**Work item**
With pictures removed, output every record below exactly as written.

**Listed records**
------------------------------------

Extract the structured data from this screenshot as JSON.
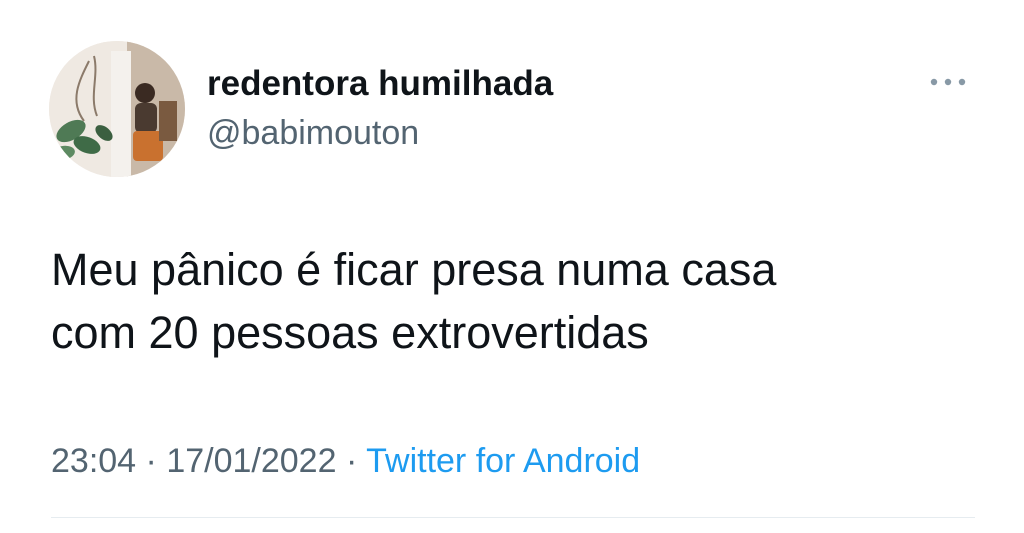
{
  "author": {
    "display_name": "redentora humilhada",
    "handle": "@babimouton",
    "avatar_icon": "profile-photo"
  },
  "more_icon": "more-horizontal-icon",
  "tweet": {
    "text_lines": [
      "Meu pânico é ficar presa numa casa",
      "com 20 pessoas extrovertidas"
    ],
    "time": "23:04",
    "separator": "·",
    "date": "17/01/2022",
    "source": "Twitter for Android"
  },
  "colors": {
    "primary_text": "#0f1419",
    "secondary_text": "#536471",
    "link": "#1d9bf0",
    "divider": "#e6ecf0"
  }
}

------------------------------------

**Task response**
Extract the structured data from this screenshot as JSON.
{
  "author": {
    "display_name": "redentora humilhada",
    "handle": "@babimouton",
    "avatar_icon": "profile-photo"
  },
  "more_icon": "more-horizontal-icon",
  "tweet": {
    "text_lines": [
      "Meu pânico é ficar presa numa casa",
      "com 20 pessoas extrovertidas"
    ],
    "time": "23:04",
    "separator": "·",
    "date": "17/01/2022",
    "source": "Twitter for Android"
  },
  "colors": {
    "primary_text": "#0f1419",
    "secondary_text": "#536471",
    "link": "#1d9bf0",
    "divider": "#e6ecf0"
  }
}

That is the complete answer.